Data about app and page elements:
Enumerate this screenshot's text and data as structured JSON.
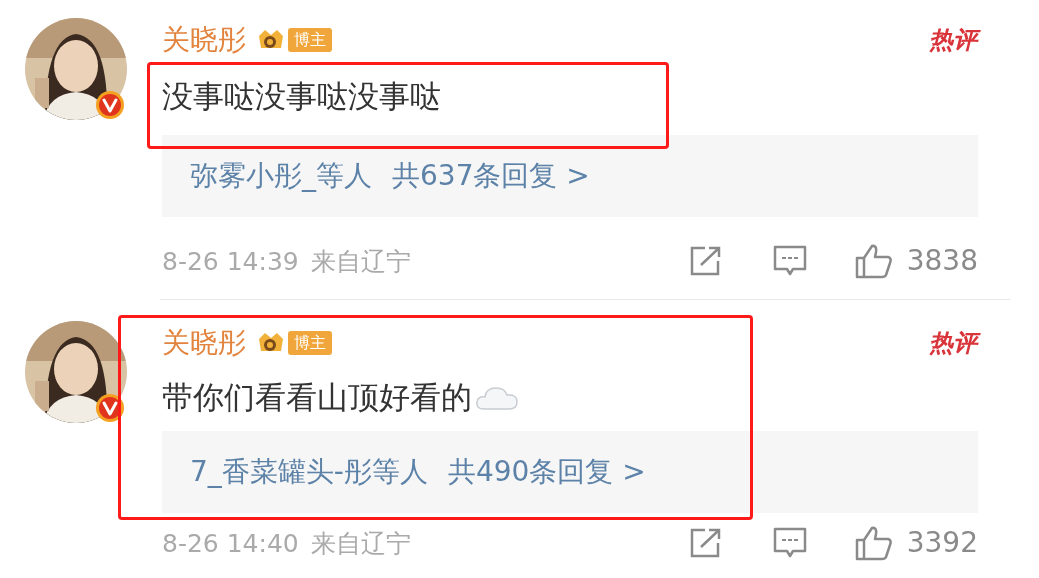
{
  "comments": [
    {
      "author": "关晓彤",
      "badge": "博主",
      "hot_tag": "热评",
      "text": "没事哒没事哒没事哒",
      "replies": {
        "users": "弥雾小彤_等人",
        "count": "共637条回复 >"
      },
      "time": "8-26 14:39",
      "location": "来自辽宁",
      "likes": "3838",
      "highlighted": true,
      "emoji": false
    },
    {
      "author": "关晓彤",
      "badge": "博主",
      "hot_tag": "热评",
      "text": "带你们看看山顶好看的",
      "replies": {
        "users": "7_香菜罐头-彤等人",
        "count": "共490条回复 >"
      },
      "time": "8-26 14:40",
      "location": "来自辽宁",
      "likes": "3392",
      "highlighted": true,
      "emoji": true
    }
  ]
}
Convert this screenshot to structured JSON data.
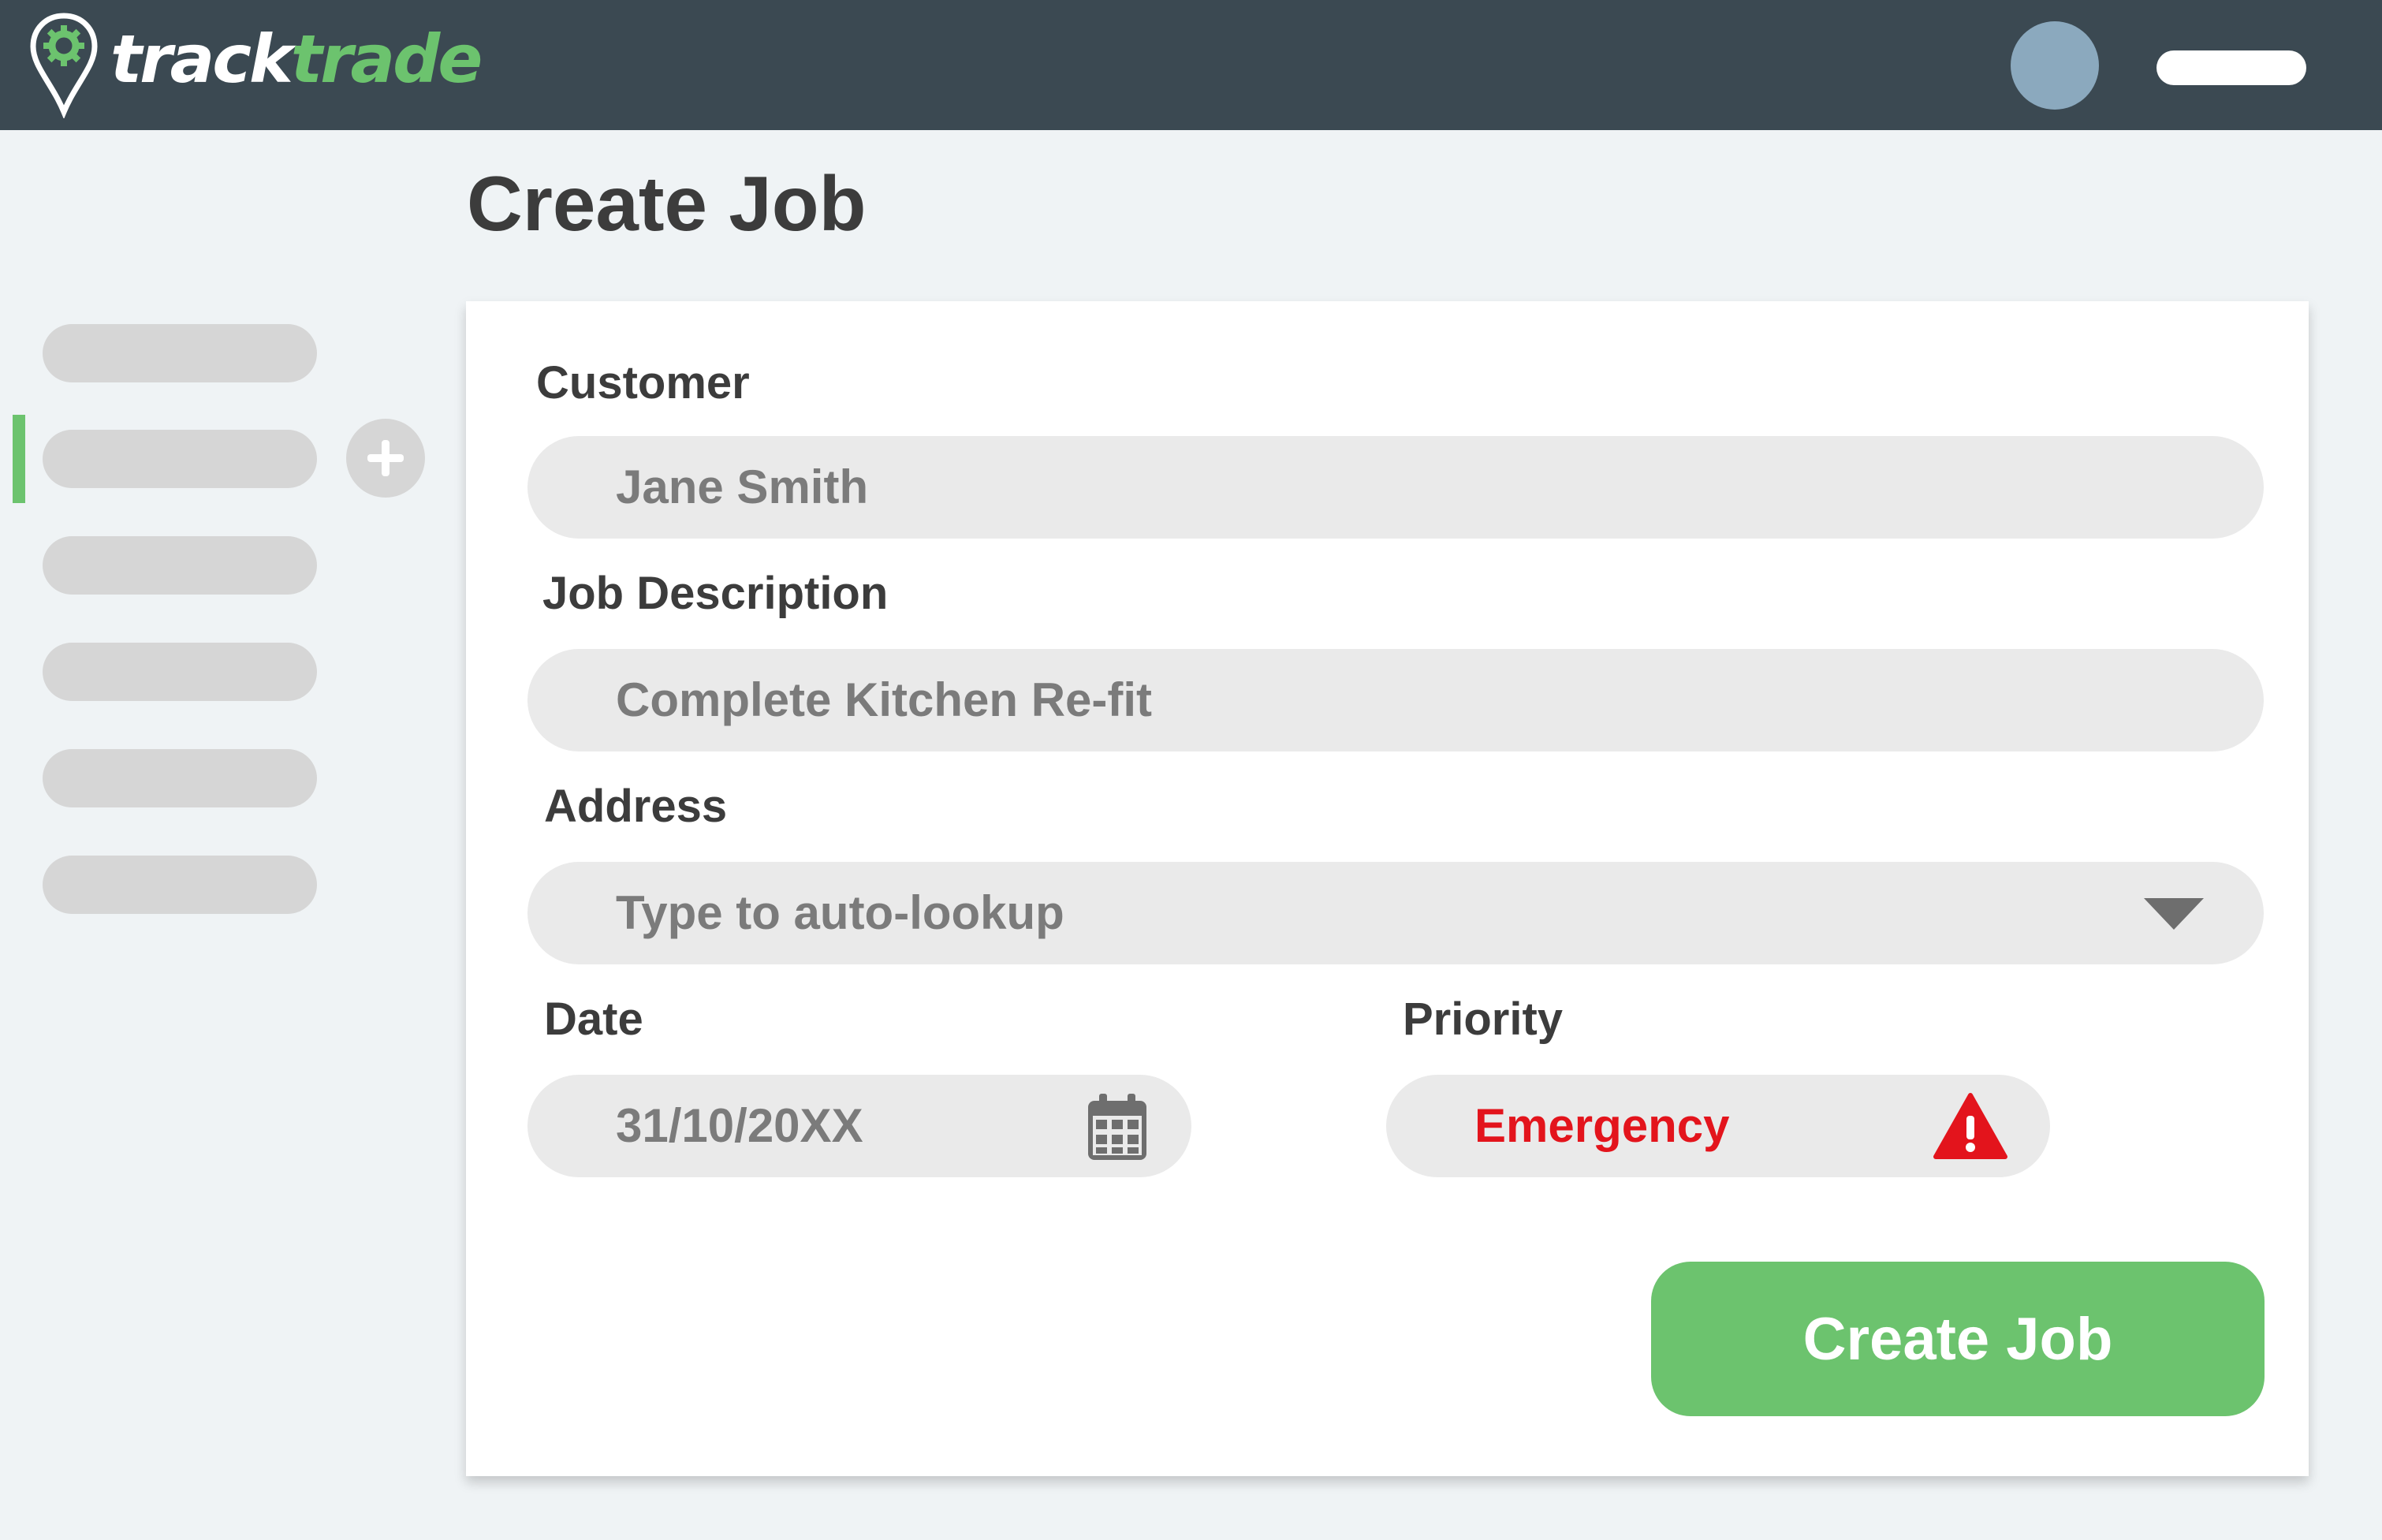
{
  "header": {
    "logo": {
      "text_part1": "track",
      "text_part2": "trade",
      "icon": "map-pin-gear-icon"
    },
    "avatar_icon": "user-avatar",
    "brand_colors": {
      "topbar": "#3b4952",
      "accent": "#6cc36e",
      "avatar": "#8ba9be"
    }
  },
  "sidebar": {
    "items": [
      {
        "label": "",
        "active": false
      },
      {
        "label": "",
        "active": true
      },
      {
        "label": "",
        "active": false
      },
      {
        "label": "",
        "active": false
      },
      {
        "label": "",
        "active": false
      },
      {
        "label": "",
        "active": false
      }
    ],
    "add_icon": "plus-icon"
  },
  "page": {
    "title": "Create Job"
  },
  "form": {
    "customer": {
      "label": "Customer",
      "value": "Jane Smith"
    },
    "description": {
      "label": "Job Description",
      "value": "Complete Kitchen Re-fit"
    },
    "address": {
      "label": "Address",
      "placeholder": "Type to auto-lookup",
      "icon": "chevron-down-icon"
    },
    "date": {
      "label": "Date",
      "value": "31/10/20XX",
      "icon": "calendar-icon"
    },
    "priority": {
      "label": "Priority",
      "value": "Emergency",
      "icon": "warning-icon",
      "color": "#e3141c"
    },
    "submit_label": "Create Job"
  }
}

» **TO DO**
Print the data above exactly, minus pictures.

» **ANSWER TO THE PROBLEM**
Enumerate this screenshot's text and data as structured JSON.
{
  "comments": [
    {
      "author": "关晓彤",
      "badge": "博主",
      "hot_tag": "热评",
      "text": "没事哒没事哒没事哒",
      "replies": {
        "users": "弥雾小彤_等人",
        "count": "共637条回复 >"
      },
      "time": "8-26 14:39",
      "location": "来自辽宁",
      "likes": "3838",
      "highlighted": true,
      "emoji": false
    },
    {
      "author": "关晓彤",
      "badge": "博主",
      "hot_tag": "热评",
      "text": "带你们看看山顶好看的",
      "replies": {
        "users": "7_香菜罐头-彤等人",
        "count": "共490条回复 >"
      },
      "time": "8-26 14:40",
      "location": "来自辽宁",
      "likes": "3392",
      "highlighted": true,
      "emoji": true
    }
  ]
}
Convert this screenshot to structured JSON data.
{
  "header": {
    "logo": {
      "text_part1": "track",
      "text_part2": "trade",
      "icon": "map-pin-gear-icon"
    },
    "avatar_icon": "user-avatar",
    "brand_colors": {
      "topbar": "#3b4952",
      "accent": "#6cc36e",
      "avatar": "#8ba9be"
    }
  },
  "sidebar": {
    "items": [
      {
        "label": "",
        "active": false
      },
      {
        "label": "",
        "active": true
      },
      {
        "label": "",
        "active": false
      },
      {
        "label": "",
        "active": false
      },
      {
        "label": "",
        "active": false
      },
      {
        "label": "",
        "active": false
      }
    ],
    "add_icon": "plus-icon"
  },
  "page": {
    "title": "Create Job"
  },
  "form": {
    "customer": {
      "label": "Customer",
      "value": "Jane Smith"
    },
    "description": {
      "label": "Job Description",
      "value": "Complete Kitchen Re-fit"
    },
    "address": {
      "label": "Address",
      "placeholder": "Type to auto-lookup",
      "icon": "chevron-down-icon"
    },
    "date": {
      "label": "Date",
      "value": "31/10/20XX",
      "icon": "calendar-icon"
    },
    "priority": {
      "label": "Priority",
      "value": "Emergency",
      "icon": "warning-icon",
      "color": "#e3141c"
    },
    "submit_label": "Create Job"
  }
}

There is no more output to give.